Rocky Rococo co-founders Wayne Mosley and Roger Brown

One of the chain’s darkest hours came in the mid-’80s when they were threatened with a lawsuit over the restaurant’s name and its iconic Rocky Rococo mascot.

Of course, starting out as a one-shop operation, Rocky Rococo didn’t get its name from some focus-group-tested corporate branding process. In fact, the name originated with Firesign Theatre, a Los Angeles comedy troupe that rose to popularity in the late ’60s and early ’70s. Mosley and Brown were fans, and when it came time to name their restaurant, they remembered one of the troupe’s famous characters, Rocky Rococo. Naming the restaurant after an already established character may have been naïve, but everything was cool back in the live-and-let-live ’70s, and remained so even after Firesign got wind of Rocky’s fledgling operation.

“When we started Rocky’s and we had just the one store, [Firesign Theatre] came to Madison on tour, and they came into the restaurant and they go, ‘Hey, we’re Rocky, you’re not Rocky,’ and they starting gagging around with us and they gave us pictures that said, ‘To Rocky, from Rocky,’ and we hung them on the wall, and we went to see their show and had a good time,” said Mosley. “They came back the next year, and then we had two restaurants, and we partied with them all night. … And then later they broke up and they just disappeared, and we’d see occasionally that one guy would be in a movie or somebody would be doing something else, but we’re not paying a lot of attention.

“Now it’s 1985, and at that time we actually had 62 restaurants — we had taken on partners — and we get a letter from Firesign Theatre L.A. that said, ‘We own your name.’”

It was a jarring moment, but Mosley and his partners quickly had a powwow with their lawyers and found a way to head off the crisis.

“[Our lawyers] found the exact same kind of case with Conan the Barbarian in Austin, Texas,” said Mosley. “The guys called their pizzeria Conan’s, and the guy who did the Conan comic book comes in and draws Conan all over the walls. Then MGM buys the rights to the comic book … and they made a movie with Arnold Schwarzenegger, and they sued the pizza guy and said, ‘We own your name.’ And the pizza guys fought them all the way up to one court below the Supreme Court, the 6th Circuit Court of Appeals, and won.

“So now we’ve got this case, and we’ve got all these pictures [that say], ‘To Rocky, from Rocky,’ and we just say, hey, see this. And we just settled real fast.”

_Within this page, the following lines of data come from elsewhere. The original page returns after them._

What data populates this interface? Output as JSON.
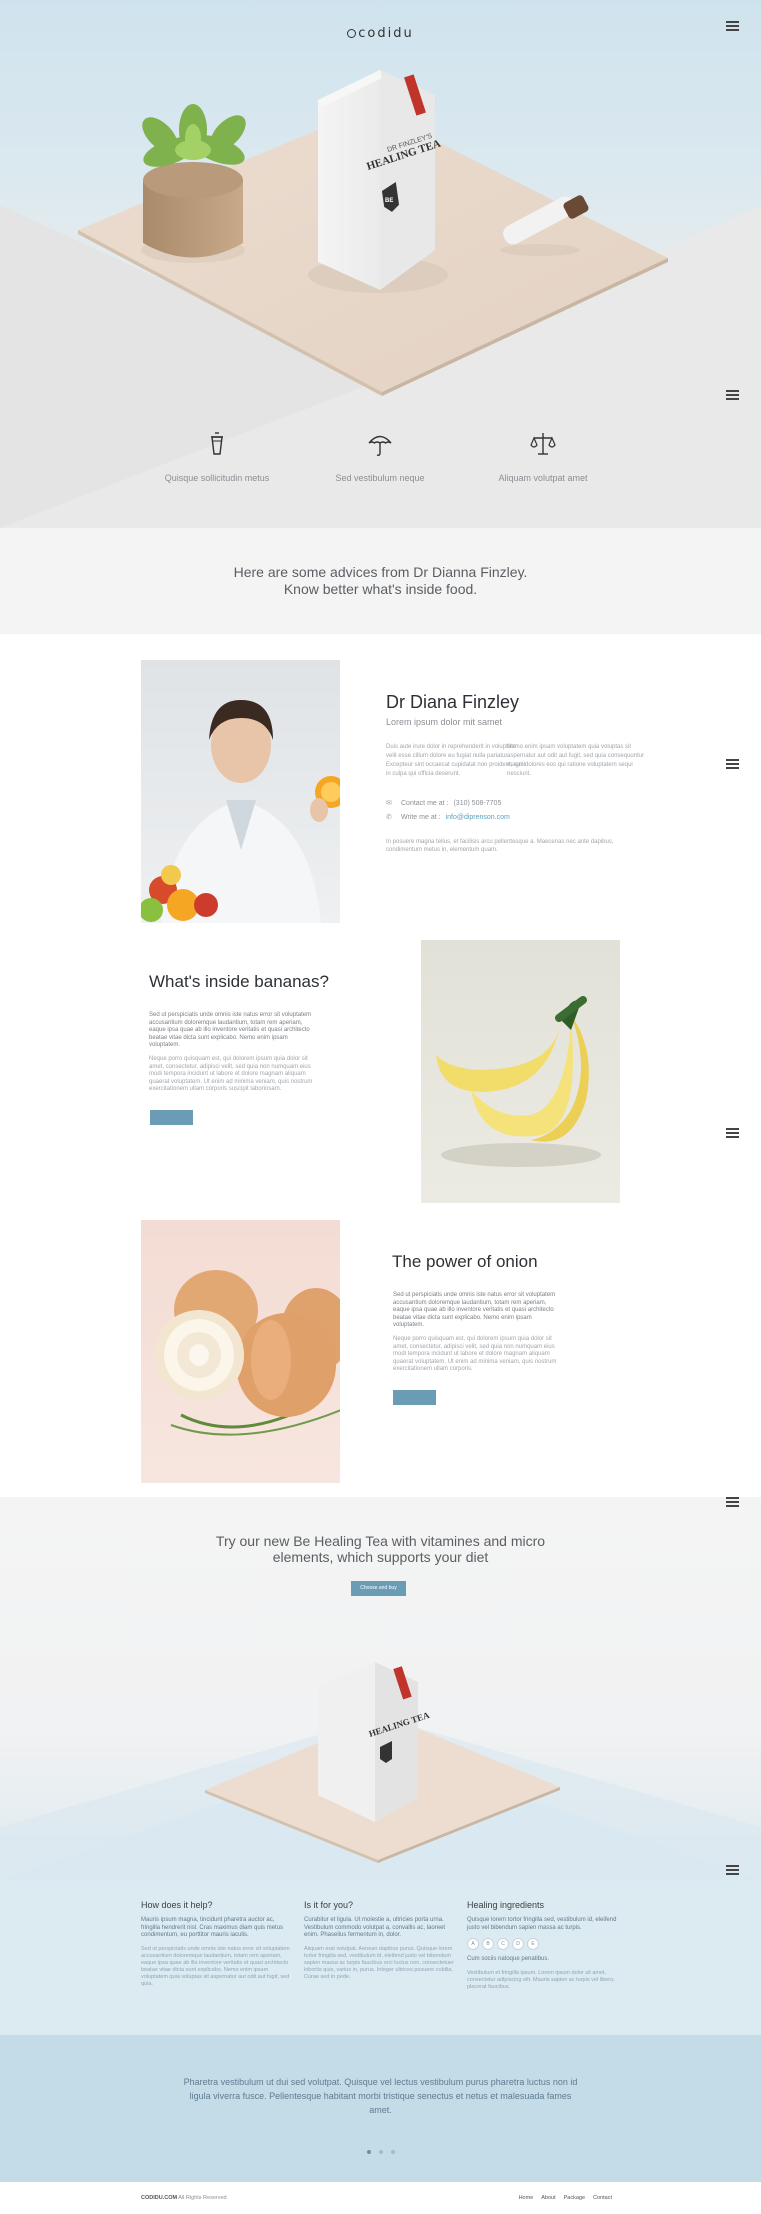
{
  "header": {
    "logo_text": "codidu"
  },
  "hero": {
    "package": {
      "brand_top": "DR FINZLEY'S",
      "brand_name": "HEALING TEA",
      "badge": "BE"
    }
  },
  "features": [
    {
      "label": "Quisque sollicitudin metus",
      "icon": "cup-icon"
    },
    {
      "label": "Sed vestibulum neque",
      "icon": "umbrella-icon"
    },
    {
      "label": "Aliquam volutpat amet",
      "icon": "scales-icon"
    }
  ],
  "advice": {
    "line1": "Here are some advices from Dr Dianna Finzley.",
    "line2": "Know better what's inside food."
  },
  "doctor": {
    "name": "Dr Diana Finzley",
    "subtitle": "Lorem ipsum dolor mit samet",
    "col1": "Duis aute irure dolor in reprehenderit in voluptate velit esse cillum dolore eu fugiat nulla pariatur. Excepteur sint occaecat cupidatat non proident, sunt in culpa qui officia deserunt.",
    "col2": "Nemo enim ipsam voluptatem quia voluptas sit aspernatur aut odit aut fugit, sed quia consequuntur magni dolores eos qui ratione voluptatem sequi nesciunt.",
    "contact_label": "Contact me at :",
    "phone": "(310) 508-7705",
    "write_label": "Write me at :",
    "email": "info@diprenson.com",
    "note": "In posuere magna tellus, et facilisis arcu pellentesque a. Maecenas nec ante dapibus, condimentum metus in, elementum quam."
  },
  "bananas": {
    "title": "What's inside bananas?",
    "text1": "Sed ut perspiciatis unde omnis iste natus error sit voluptatem accusantium doloremque laudantium, totam rem aperiam, eaque ipsa quae ab illo inventore veritatis et quasi architecto beatae vitae dicta sunt explicabo. Nemo enim ipsam voluptatem.",
    "text2": "Neque porro quisquam est, qui dolorem ipsum quia dolor sit amet, consectetur, adipisci velit, sed quia non numquam eius modi tempora incidunt ut labore et dolore magnam aliquam quaerat voluptatem. Ut enim ad minima veniam, quis nostrum exercitationem ullam corporis suscipit laboriosam."
  },
  "onion": {
    "title": "The power of onion",
    "text1": "Sed ut perspiciatis unde omnis iste natus error sit voluptatem accusantium doloremque laudantium, totam rem aperiam, eaque ipsa quae ab illo inventore veritatis et quasi architecto beatae vitae dicta sunt explicabo. Nemo enim ipsam voluptatem.",
    "text2": "Neque porro quisquam est, qui dolorem ipsum quia dolor sit amet, consectetur, adipisci velit, sed quia non numquam eius modi tempora incidunt ut labore et dolore magnam aliquam quaerat voluptatem. Ut enim ad minima veniam, quis nostrum exercitationem ullam corporis."
  },
  "promo": {
    "line1": "Try our new Be Healing Tea with vitamines and micro",
    "line2": "elements, which supports your diet",
    "button": "Choose and buy"
  },
  "info": [
    {
      "title": "How does it help?",
      "lead": "Mauris ipsum magna, tincidunt pharetra auctor ac, fringilla hendrerit nisl. Cras maximus diam quis metus condimentum, eu porttitor mauris iaculis.",
      "body": "Sed ut perspiciatis unde omnis iste natus error sit voluptatem accusantium doloremque laudantium, totam rem aperiam, eaque ipsa quae ab illo inventore veritatis et quasi architecto beatae vitae dicta sunt explicabo. Nemo enim ipsam voluptatem quia voluptas sit aspernatur aut odit aut fugit, sed quia."
    },
    {
      "title": "Is it for you?",
      "lead": "Curabitur et ligula. Ut molestie a, ultricies porta urna. Vestibulum commodo volutpat a, convallis ac, laoreet enim. Phasellus fermentum in, dolor.",
      "body": "Aliquam erat volutpat. Aenean dapibus purus. Quisque lorem tortor fringilla sed, vestibulum id, eleifend justo vel bibendum sapien massa ac turpis faucibus orci luctus non, consectetuer lobortis quis, varius in, purus. Integer ultrices posuere cubilia. Curae sed in pede."
    },
    {
      "title": "Healing ingredients",
      "lead": "Quisque lorem tortor fringilla sed, vestibulum id, eleifend justo vel bibendum sapien massa ac turpis.",
      "letters": [
        "A",
        "B",
        "C",
        "D",
        "E"
      ],
      "lead2": "Cum sociis natoque penatibus.",
      "body": "Vestibulum et fringilla ipsum. Lorem ipsum dolor sit amet, consectetur adipiscing elit. Mauris sapien ac turpis vel libero, placerat faucibus."
    }
  ],
  "quote": {
    "text": "Pharetra vestibulum ut dui sed volutpat. Quisque vel lectus vestibulum purus pharetra luctus non id ligula viverra fusce. Pellentesque habitant morbi tristique senectus et netus et malesuada fames amet.",
    "active_slide": 1,
    "slides": 3
  },
  "footer": {
    "brand": "CODIDU.COM",
    "rights": "All Rights Reserved",
    "nav": [
      "Home",
      "About",
      "Package",
      "Contact"
    ]
  }
}
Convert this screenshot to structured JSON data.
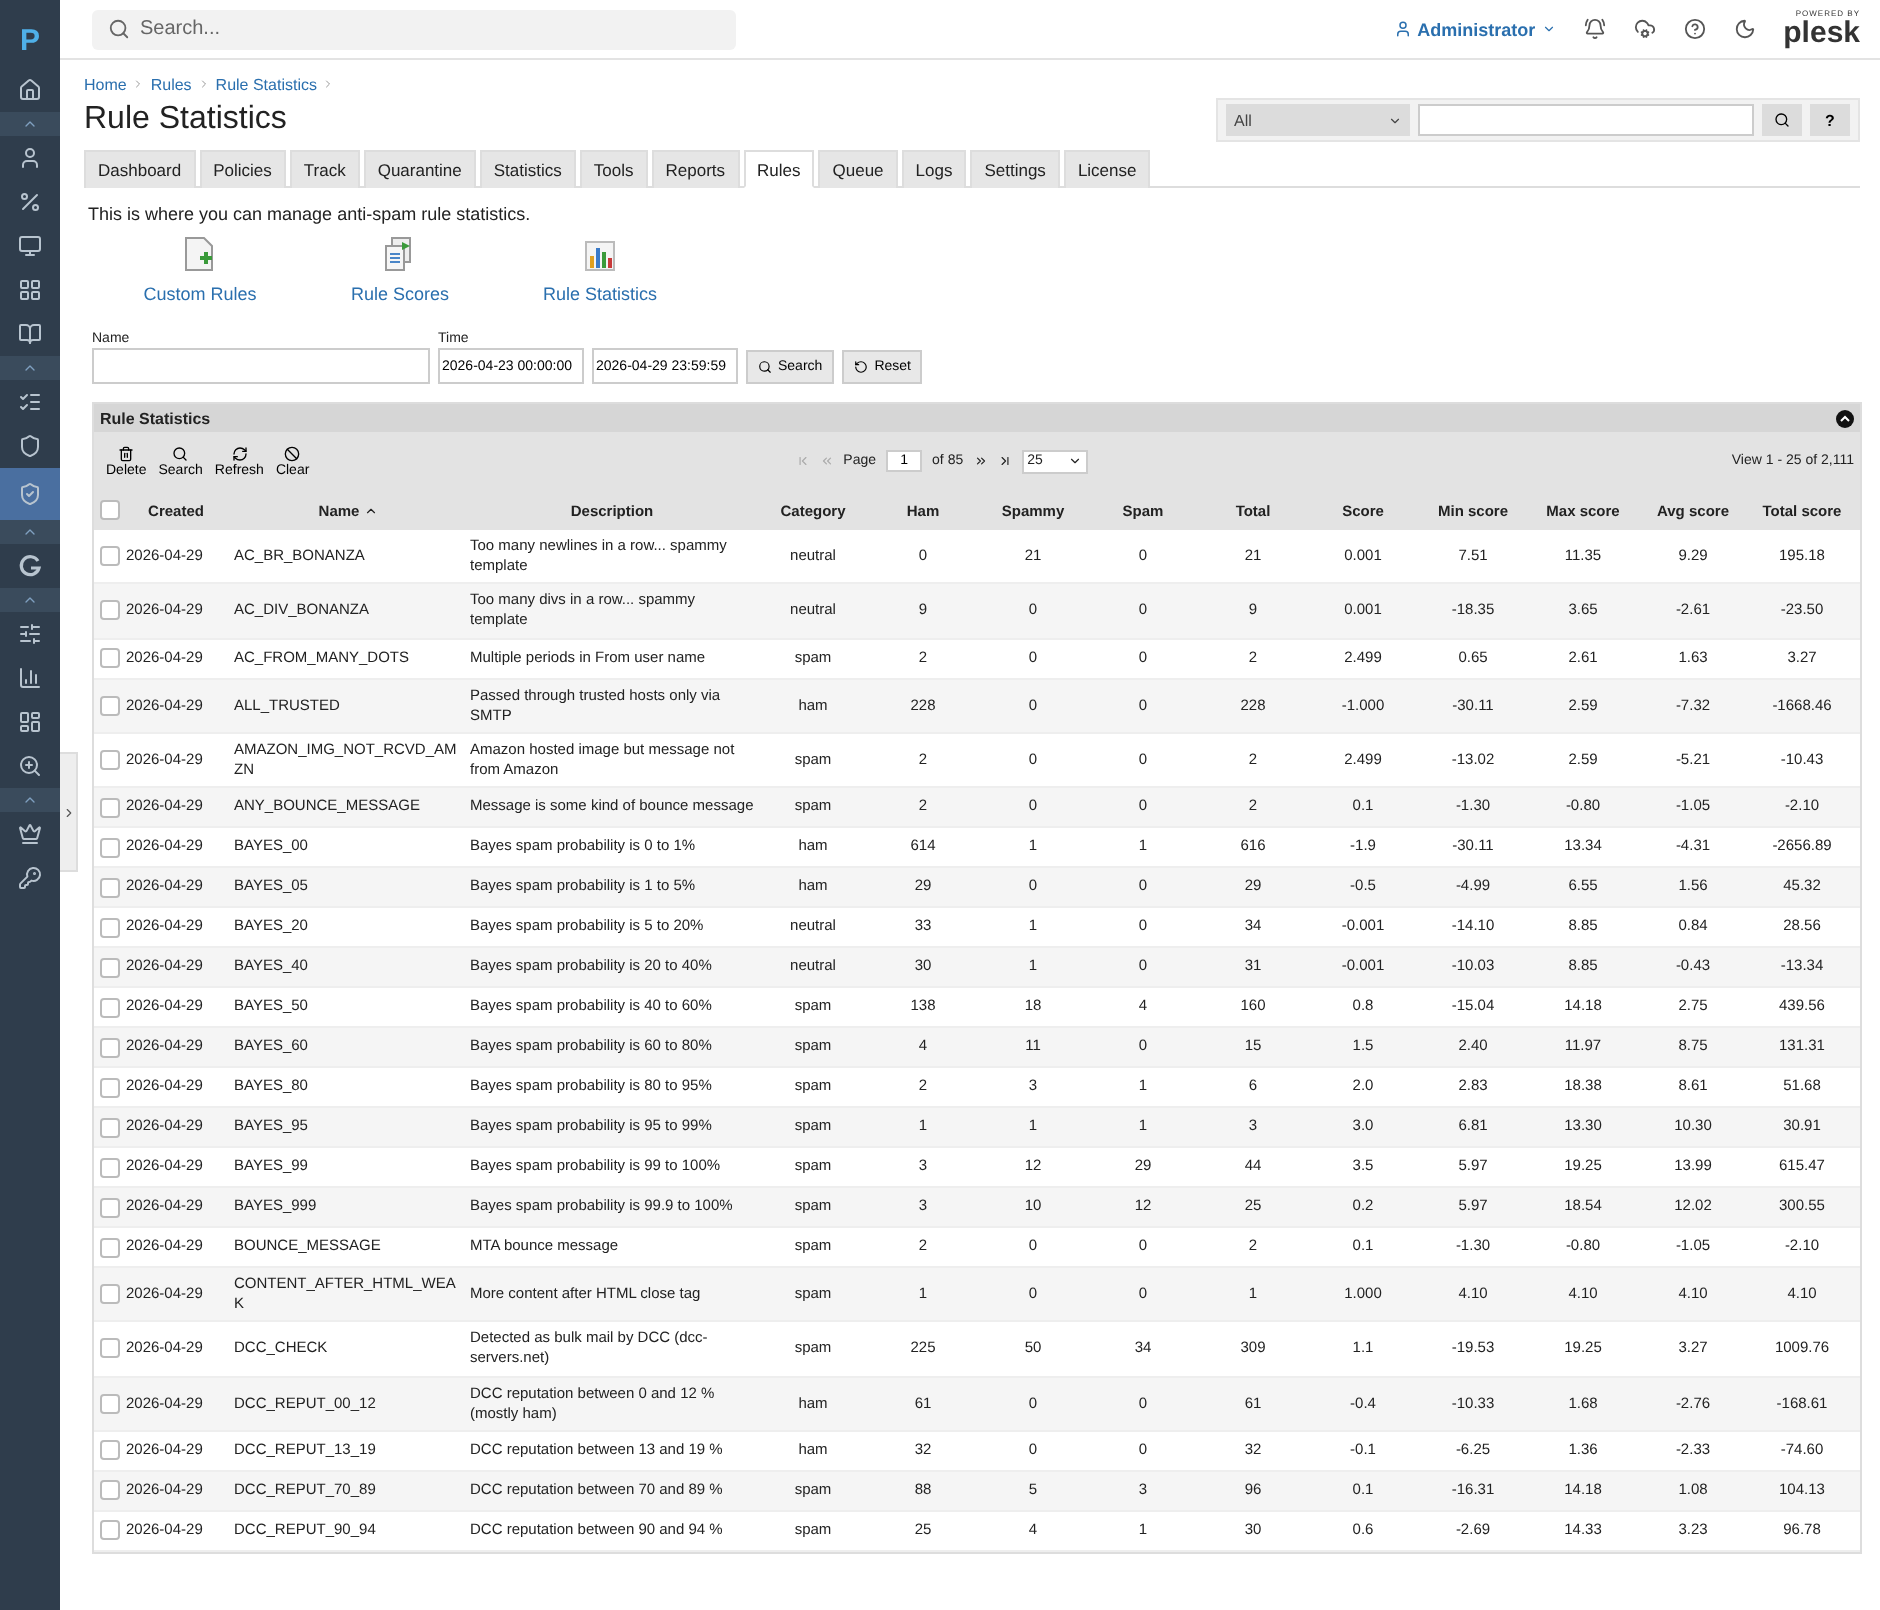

A slice of success

Today, of course, the Rocky Rococo name is synonymous with its signature pan-style pizza, breadsticks, salad bar, and individual slice boxes more than with its L.A. namesake. In fact, perhaps more than any other factor in the restaurant’s favor, its individually boxed slices have helped it grow.

“A big point of difference for us is pizza by the slice,” said Mosley. “We have more of a focus on in-restaurant business because we can do well at lunch, and that’s really important. You can come in and pretty quickly get a slice.”

That said, there are still obstacles out there. The latest is a record spike in cheese prices, which has affected everyone in the pizza industry.

“The cheese market — and obviously cheese is a gigantic portion of our costs — is at an all-time price record … and that’s just absolutely brutal.”

But for Mosley, the sometimes-harrowing ups and downs of the restaurant business are not enough to dampen his outlook.

“We’re happy to have been here 40 years, and it’s been quite an adventure,” said Mosley. “It’s been fun. It’s pretty exciting when you have a job and 40 years later, you come in every day and feel good about it. I’m happy to have a job like that.”

Click here to sign up for the free IB ezine — your twice-weekly resource for local business news, analysis, voices, and the names you need to know. If you are not already a subscriber to In Business magazine, be sure to sign up for our monthly print edition here.